Dr. Jason Johnson of Hiram College discusses the potential impact of the government sequestration on the March 1st deadline on Headline News Weekend Express.
Dr. Jason Johnson discusses the several different fiscal cliffs that the nation will face in the coming months — the debt ceiling, the sequester, and the continuing resolution and a possible government shutdown.
If the Barack Obama “Re-Seduction” Tour began last week, then his budget speech yesterday was wine and flowers showing up at the door of Democratic constituents across the nation. Obama’s speech seemed to galvanize the leftwing, satisfy the center and remind the right as to why they have hated him since the day he declared he was running. Which if you’re keeping score, is a pretty good series of reactions to a speech that lays out the groundwork for the next 18 months of campaigning. As to the specifics of the speech, well, that’s where there might be some problems.
The largest problem with the speech may have nothing to do with President Obama specifically but more so the whole nature of the current debate in Washington. The budget battle is framed in terms of which cuts to make, not whether or not cuts need to be made in general. To that end, the discussion is always on the terms that Republicans want, which is a problem for Democrats and the president.
The negatives of the speech specifically were classic Obama, beautiful words and a lack of detail. To be fair, the president doesn’t have to give a line by line description of how he’s going to cut $4 billion from the federal budget to scale back the debt, but at the same time he should say something about the biggest areas where the United States can cut. Obama was rather vague on military cuts, one of the largest portions of our current debt, which is frustrating to fiscal junkies on the left and the right.
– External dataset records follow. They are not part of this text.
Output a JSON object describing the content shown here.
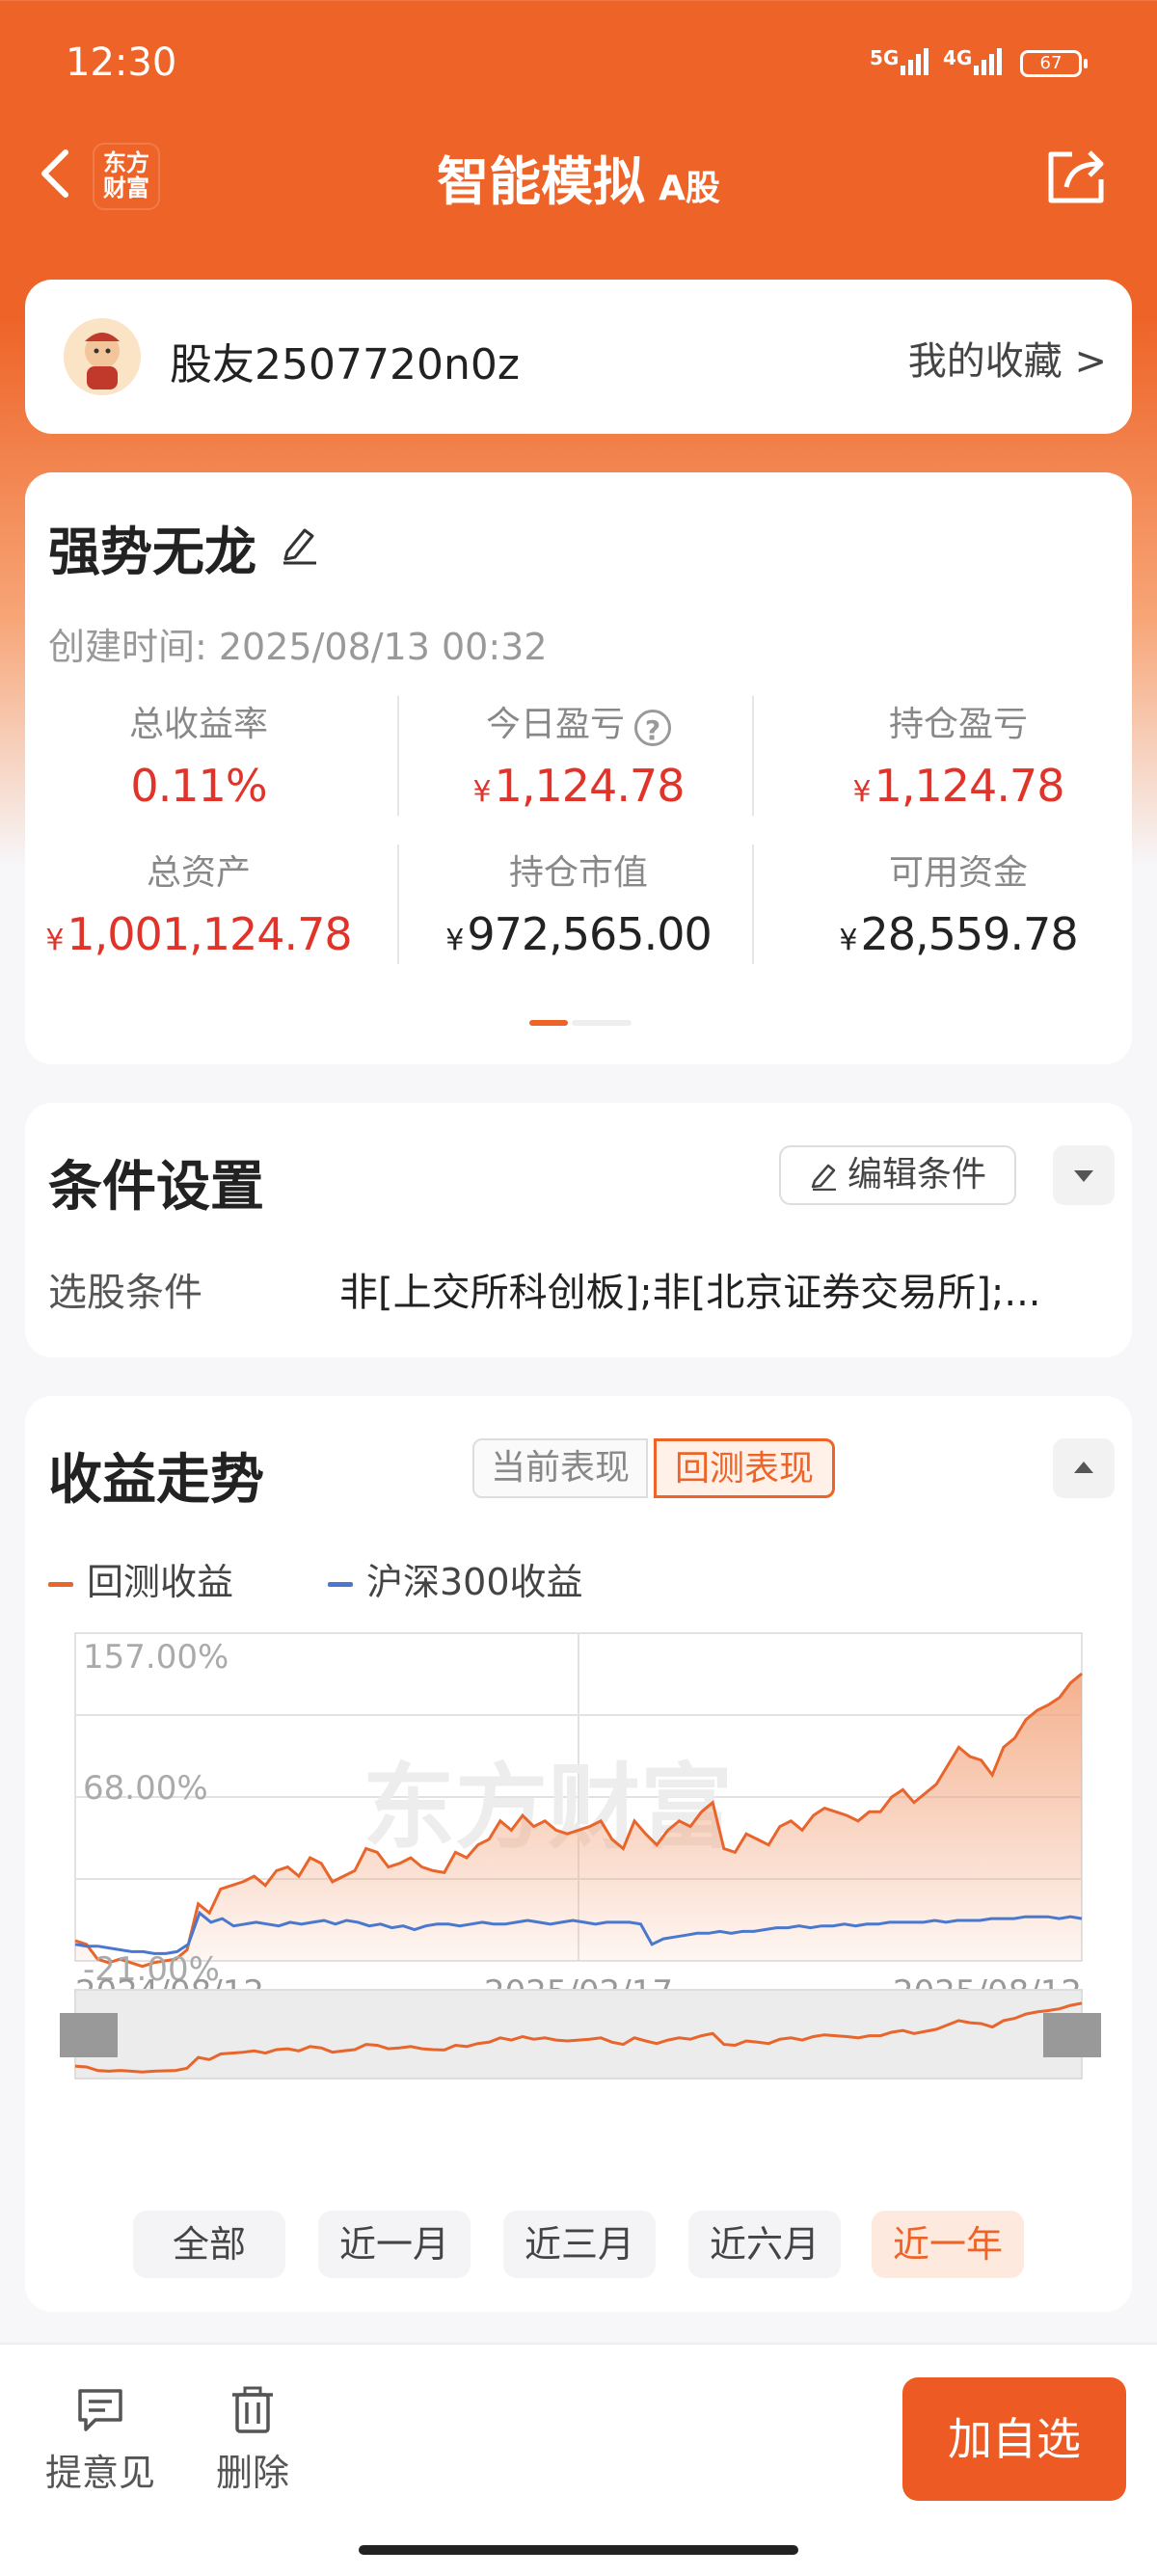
{
  "status_bar": {
    "time": "12:30",
    "network1": "5G",
    "network2": "4G",
    "battery": "67"
  },
  "header": {
    "title": "智能模拟",
    "tag": "A股",
    "logo_text": "东方财富"
  },
  "user": {
    "name": "股友2507720n0z",
    "favorites": "我的收藏 >"
  },
  "account": {
    "name": "强势无龙",
    "created": "创建时间:  2025/08/13 00:32",
    "currency": "¥",
    "stats": [
      {
        "label": "总收益率",
        "value": "0.11%",
        "currency": ""
      },
      {
        "label": "今日盈亏",
        "value": "1,124.78",
        "currency": "¥"
      },
      {
        "label": "持仓盈亏",
        "value": "1,124.78",
        "currency": "¥"
      },
      {
        "label": "总资产",
        "value": "1,001,124.78",
        "currency": "¥"
      },
      {
        "label": "持仓市值",
        "value": "972,565.00",
        "currency": "¥"
      },
      {
        "label": "可用资金",
        "value": "28,559.78",
        "currency": "¥"
      }
    ]
  },
  "conditions": {
    "title": "条件设置",
    "edit_label": "编辑条件",
    "label": "选股条件",
    "value": "非[上交所科创板];非[北京证券交易所];..."
  },
  "trend": {
    "title": "收益走势",
    "tab_current": "当前表现",
    "tab_backtest": "回测表现",
    "legend_backtest": "回测收益",
    "legend_hs300": "沪深300收益",
    "watermark": "东方财富",
    "ranges": [
      "全部",
      "近一月",
      "近三月",
      "近六月",
      "近一年"
    ],
    "active_range": "近一年"
  },
  "chart_data": {
    "type": "line",
    "x_labels": [
      "2024/08/12",
      "2025/02/17",
      "2025/08/12"
    ],
    "y_tick_labels": [
      "157.00%",
      "68.00%",
      "-21.00%"
    ],
    "ylim": [
      -21,
      157
    ],
    "grid": true,
    "legend": "top-left",
    "series": [
      {
        "name": "回测收益",
        "color": "#e8652c",
        "values": [
          -10,
          -12,
          -20,
          -22,
          -20,
          -22,
          -24,
          -22,
          -21,
          -20,
          -15,
          10,
          5,
          18,
          20,
          22,
          25,
          20,
          28,
          30,
          25,
          35,
          32,
          22,
          25,
          28,
          40,
          38,
          30,
          32,
          35,
          30,
          28,
          27,
          38,
          35,
          42,
          45,
          55,
          50,
          58,
          52,
          55,
          50,
          48,
          50,
          52,
          55,
          45,
          40,
          55,
          48,
          42,
          50,
          55,
          52,
          60,
          65,
          40,
          38,
          48,
          45,
          42,
          52,
          55,
          50,
          58,
          62,
          60,
          58,
          55,
          60,
          60,
          68,
          72,
          65,
          70,
          75,
          85,
          95,
          90,
          88,
          80,
          95,
          100,
          110,
          115,
          118,
          122,
          130,
          135
        ]
      },
      {
        "name": "沪深300收益",
        "color": "#4a78cf",
        "values": [
          -12,
          -13,
          -13,
          -14,
          -15,
          -16,
          -16,
          -17,
          -17,
          -16,
          -12,
          5,
          0,
          2,
          -2,
          -1,
          0,
          -1,
          -2,
          0,
          -1,
          0,
          1,
          -1,
          1,
          0,
          -2,
          -1,
          -3,
          -2,
          -4,
          -2,
          -1,
          -1,
          -2,
          -1,
          0,
          -1,
          -1,
          0,
          1,
          0,
          -1,
          0,
          1,
          0,
          -1,
          0,
          0,
          0,
          -1,
          -12,
          -9,
          -8,
          -7,
          -6,
          -6,
          -5,
          -6,
          -5,
          -5,
          -4,
          -3,
          -3,
          -2,
          -3,
          -2,
          -2,
          -1,
          -2,
          -1,
          -1,
          0,
          0,
          0,
          0,
          1,
          0,
          1,
          1,
          1,
          2,
          2,
          2,
          3,
          3,
          3,
          2,
          3,
          2
        ]
      }
    ]
  }
}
Equally bothersome was Obama’s refusal to discuss the most dire aspect of our current financial debt as a nation, which is not so much spending as it is our inability to collect taxes from the wealthiest in this country.
Over the last few weeks the news cycle was occasionally interrupted by two equally distressing stories: That two of the largest companies in the United States of America, General Electric and Federal Express pay little or nothing in taxes.
How can the president or anyone have a serious discussion about debt reduction and cutting spending without also discussing how we should be making sure that corporations are paying the taxes they are supposed to be paying to begin with? This oversight, no mention of ending loopholes for big corporations and hunting down tax cheats along with the wishy-washiness on military spending were the two low points in what otherwise was a darn good speech by the president for lefties.
President Obama somehow figured something out yesterday. That he had the right to say “No.” This is apparently a new discovery for a president who in the past has demonstrated that his negotiating skills began and ended with having sand kicked in his face and his lunch money taken.
The president recognized that saying, in no uncertain terms that he would NOT scuttle Healthcare, he would not privatize Medicare that he would NOT extend the Bush tax cuts again and that government programs in clean energy and education would remain fairly untouched was impressive to say the least. Further I am impressed anytime when a president specifically acknowledges class inadequacies in this nation.
“Think about it. In the last decade, the average income of the bottom 90 percent of all working Americans actually declined,” he said. “The top 1 percent saw their income rise by an average of more than a quarter of a million dollars each. And that’s who needs to pay less taxes? They want to give people like me a two hundred thousand dollar tax cut that’s paid for by asking 33 seniors to each pay $6,000 more in health costs? That’s not right, and it’s not going to happen as long as I’m President.”
Now of course President Obama gave himself his typically infuriating wiggle room from every wonderful promise he made in his speech.
“I don’t expect the details in any final agreement to look exactly like the approach I laid out today. I’m eager to hear other ideas from all ends of the political spectrum,” he said.
But overall it seems clear that he’s finally found his voice, or at least re-found the voice that made people fall all over themselves for him back in 2008. With forthcoming battles over the debt ceiling and the 2012 budget looming he’s going to need all the outside help he can get.
This article originally appeared in TheLoop21.com under the headline “Obama’s Budget Speech Shows He’s Getting His Groove Back.”
Hiram College professor Jason Johnson was interviewed on the WCPN program The Sound of Ideas about President Obama’s budget speech, the debate over the debate ceiling, and the political fight over federal spending.
President Obama is now calling for a balanced approach to reducing the nation’s massive debt. But Republicans, like U.S. Representative Paul Ryan, say we need much more drastic measures, including privatizing Medicare and handing Medicaid over to the states. How important is it that we get the debt under control? And are cuts the only way to get there? What about higher taxes? The politics and economics of the national debt, Thursday at 9 on 90.3.
Click here to listen to “Politics and the National Debt.”